Page and application data records

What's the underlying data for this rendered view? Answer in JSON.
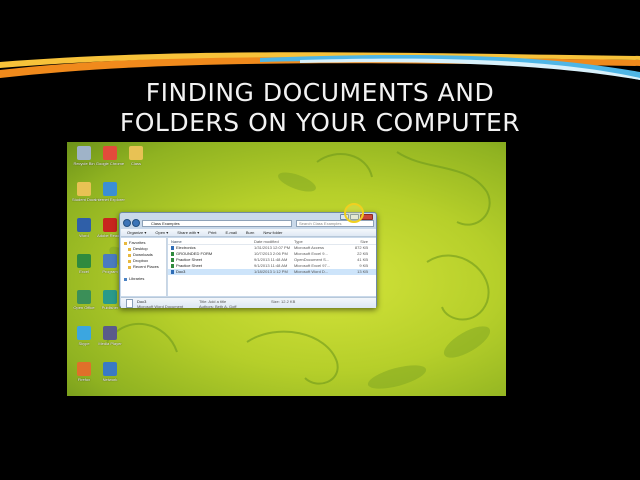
{
  "slide": {
    "title_line1": "FINDING DOCUMENTS AND",
    "title_line2": "FOLDERS ON YOUR COMPUTER"
  },
  "colors": {
    "background": "#000000",
    "title": "#f2f2f2",
    "wallpaper": "#b6cf2a",
    "accent_orange": "#f08a1c",
    "accent_blue": "#4fb6e6"
  },
  "desktop_icons": [
    {
      "label": "Recycle Bin",
      "icon": "recycle-bin-icon",
      "color": "#9fb3c8"
    },
    {
      "label": "Google Chrome",
      "icon": "chrome-icon",
      "color": "#e24b3b"
    },
    {
      "label": "Class",
      "icon": "folder-icon",
      "color": "#e8c254"
    },
    {
      "label": "Student Docs",
      "icon": "folder-icon",
      "color": "#e8c254"
    },
    {
      "label": "Internet Explorer",
      "icon": "ie-icon",
      "color": "#3b8fd4"
    },
    {
      "label": "Word",
      "icon": "word-icon",
      "color": "#2f5fa8"
    },
    {
      "label": "Adobe Reader",
      "icon": "pdf-icon",
      "color": "#c8251e"
    },
    {
      "label": "Excel",
      "icon": "excel-icon",
      "color": "#2f8a3e"
    },
    {
      "label": "Program",
      "icon": "app-icon",
      "color": "#4b7bbf"
    },
    {
      "label": "Open Office",
      "icon": "app-icon",
      "color": "#3b8f58"
    },
    {
      "label": "Publisher",
      "icon": "app-icon",
      "color": "#2a9a8a"
    },
    {
      "label": "Skype",
      "icon": "app-icon",
      "color": "#3ba6e0"
    },
    {
      "label": "Media Player",
      "icon": "app-icon",
      "color": "#5a5a8a"
    },
    {
      "label": "Firefox",
      "icon": "firefox-icon",
      "color": "#e0702a"
    },
    {
      "label": "Network",
      "icon": "app-icon",
      "color": "#3a7ac4"
    }
  ],
  "explorer": {
    "address": "Class Examples",
    "search_placeholder": "Search Class Examples",
    "toolbar": [
      "Organize ▾",
      "Open ▾",
      "Share with ▾",
      "Print",
      "E-mail",
      "Burn",
      "New folder"
    ],
    "nav": [
      {
        "label": "Favorites",
        "indent": false,
        "kind": "star"
      },
      {
        "label": "Desktop",
        "indent": true,
        "kind": "folder"
      },
      {
        "label": "Downloads",
        "indent": true,
        "kind": "folder"
      },
      {
        "label": "Dropbox",
        "indent": true,
        "kind": "folder"
      },
      {
        "label": "Recent Places",
        "indent": true,
        "kind": "folder"
      },
      {
        "label": "",
        "indent": false,
        "kind": "spacer"
      },
      {
        "label": "Libraries",
        "indent": false,
        "kind": "library"
      }
    ],
    "columns": {
      "name": "Name",
      "date": "Date modified",
      "type": "Type",
      "size": "Size"
    },
    "files": [
      {
        "name": "Electronics",
        "date": "1/31/2013 12:07 PM",
        "type": "Microsoft Access",
        "size": "872 KB",
        "icon": "access",
        "selected": false
      },
      {
        "name": "GROUNDED FORM",
        "date": "10/7/2013 2:06 PM",
        "type": "Microsoft Excel 9...",
        "size": "22 KB",
        "icon": "xls",
        "selected": false
      },
      {
        "name": "Practice Sheet",
        "date": "9/1/2013 11:48 AM",
        "type": "OpenDocument S...",
        "size": "41 KB",
        "icon": "xls",
        "selected": false
      },
      {
        "name": "Practice Sheet",
        "date": "9/1/2013 11:48 AM",
        "type": "Microsoft Excel 97...",
        "size": "9 KB",
        "icon": "xls",
        "selected": false
      },
      {
        "name": "Doc3",
        "date": "1/18/2013 1:12 PM",
        "type": "Microsoft Word D...",
        "size": "13 KB",
        "icon": "doc",
        "selected": true
      }
    ],
    "details": {
      "name": "Doc3",
      "type": "Microsoft Word Document",
      "title": "Title:  Add a title",
      "authors": "Authors:  Beth A. Goff",
      "size": "Size:  12.2 KB"
    }
  }
}
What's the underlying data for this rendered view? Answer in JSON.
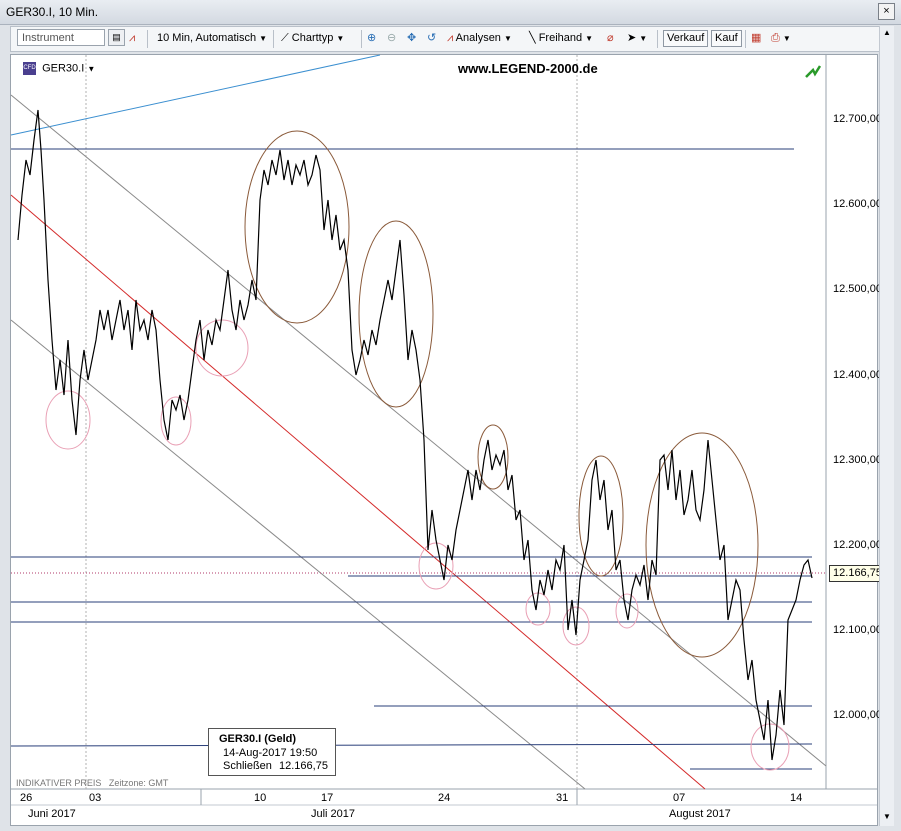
{
  "window": {
    "title": "GER30.I, 10 Min.",
    "close_glyph": "×"
  },
  "toolbar": {
    "instrument_placeholder": "Instrument",
    "interval_label": "10 Min,",
    "scale_label": "Automatisch",
    "charttype_label": "Charttyp",
    "analyses_label": "Analysen",
    "freehand_label": "Freihand",
    "sell_label": "Verkauf",
    "buy_label": "Kauf",
    "icons": [
      "instrument-picker-icon",
      "indicator-icon",
      "line-chart-icon",
      "zoom-in-icon",
      "zoom-out-icon",
      "pan-icon",
      "undo-icon",
      "analysis-icon",
      "freehand-pen-icon",
      "eraser-icon",
      "cursor-icon",
      "chart-settings-icon",
      "print-icon"
    ]
  },
  "chart": {
    "symbol": "GER30.I",
    "watermark": "www.LEGEND-2000.de",
    "price_axis": [
      "12.700,00",
      "12.600,00",
      "12.500,00",
      "12.400,00",
      "12.300,00",
      "12.200,00",
      "12.100,00",
      "12.000,00"
    ],
    "current_price": "12.166,75",
    "date_axis_top": [
      "26",
      "03",
      "10",
      "17",
      "24",
      "31",
      "07",
      "14"
    ],
    "date_axis_bottom": [
      "Juni 2017",
      "Juli 2017",
      "August 2017"
    ],
    "footer_note": "INDIKATIVER PREIS",
    "timezone_note": "Zeitzone: GMT",
    "legend": {
      "title": "GER30.I (Geld)",
      "datetime": "14-Aug-2017 19:50",
      "close_label": "Schließen",
      "close_value": "12.166,75"
    },
    "colors": {
      "price_line": "#000000",
      "trend_red": "#d42a2a",
      "channel_gray": "#8a8a8a",
      "hline_blue": "#2a3f7a",
      "ellipse_brown": "#8a5a3a",
      "ellipse_pink": "#e9a0b5",
      "blue_trend": "#3b8fd0"
    }
  }
}
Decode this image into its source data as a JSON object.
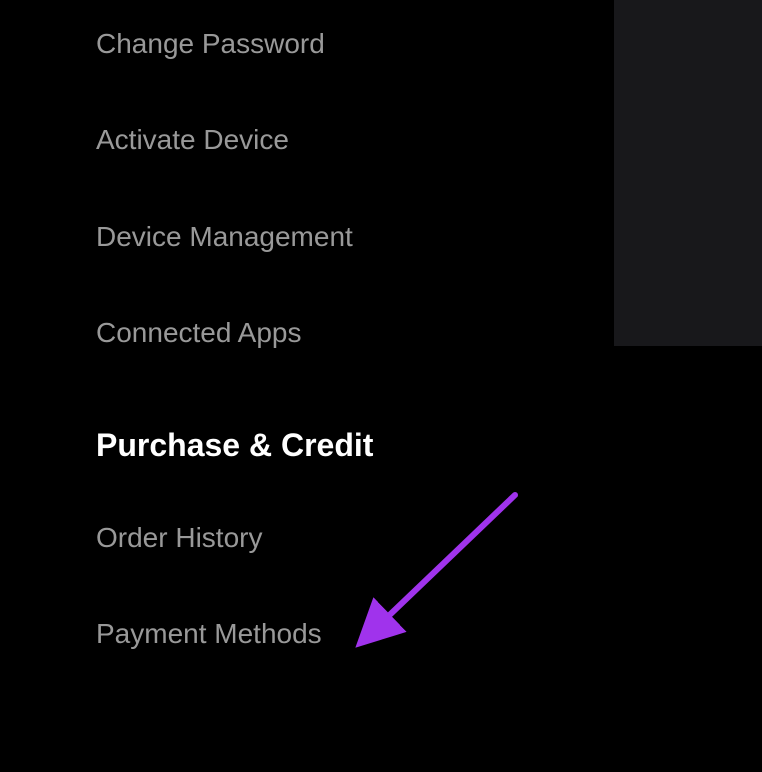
{
  "sidebar": {
    "items": [
      {
        "label": "Change Password"
      },
      {
        "label": "Activate Device"
      },
      {
        "label": "Device Management"
      },
      {
        "label": "Connected Apps"
      }
    ]
  },
  "section": {
    "title": "Purchase & Credit",
    "items": [
      {
        "label": "Order History"
      },
      {
        "label": "Payment Methods"
      }
    ]
  },
  "annotation": {
    "arrow_color": "#a033ec"
  }
}
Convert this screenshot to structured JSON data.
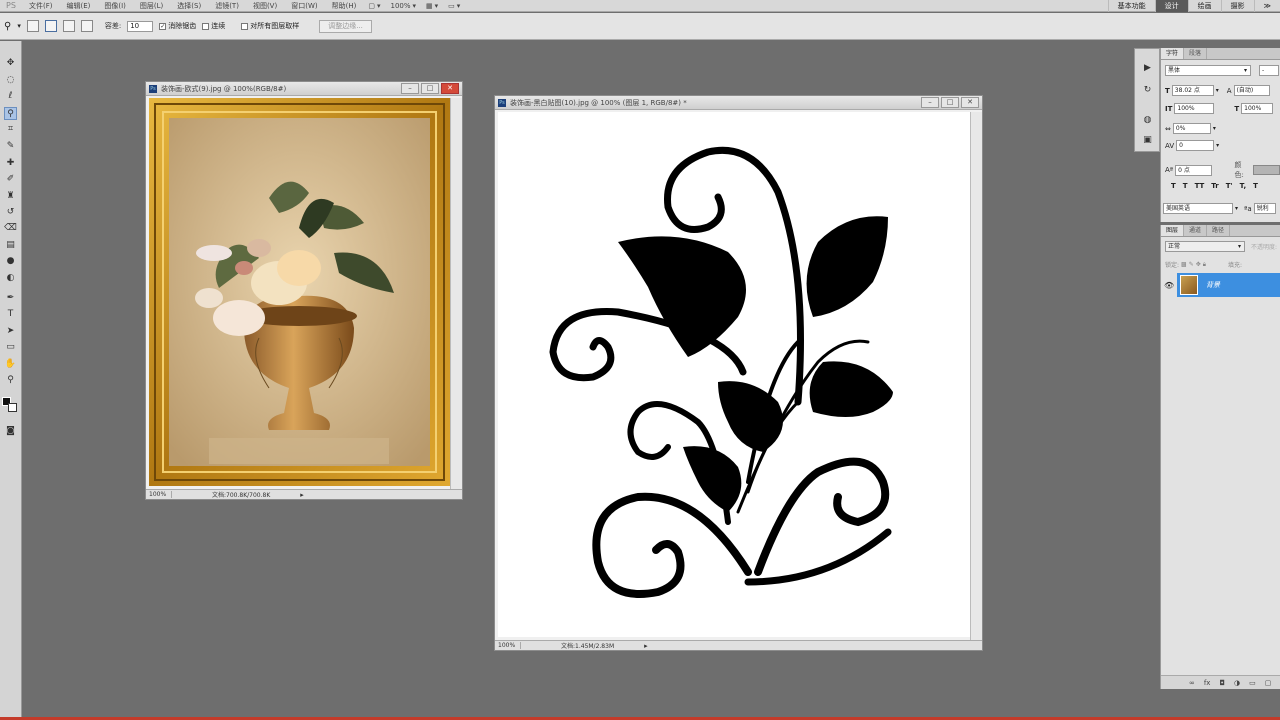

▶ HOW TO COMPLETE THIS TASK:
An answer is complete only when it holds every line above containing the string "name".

▶ ANSWER SPACE:
      "name": "Name",
        "name": "Electronics",
        "name": "GROUNDED FORM",
        "name": "Practice Sheet",
        "name": "Practice Sheet",
        "name": "Doc3",
      "name": "Doc3",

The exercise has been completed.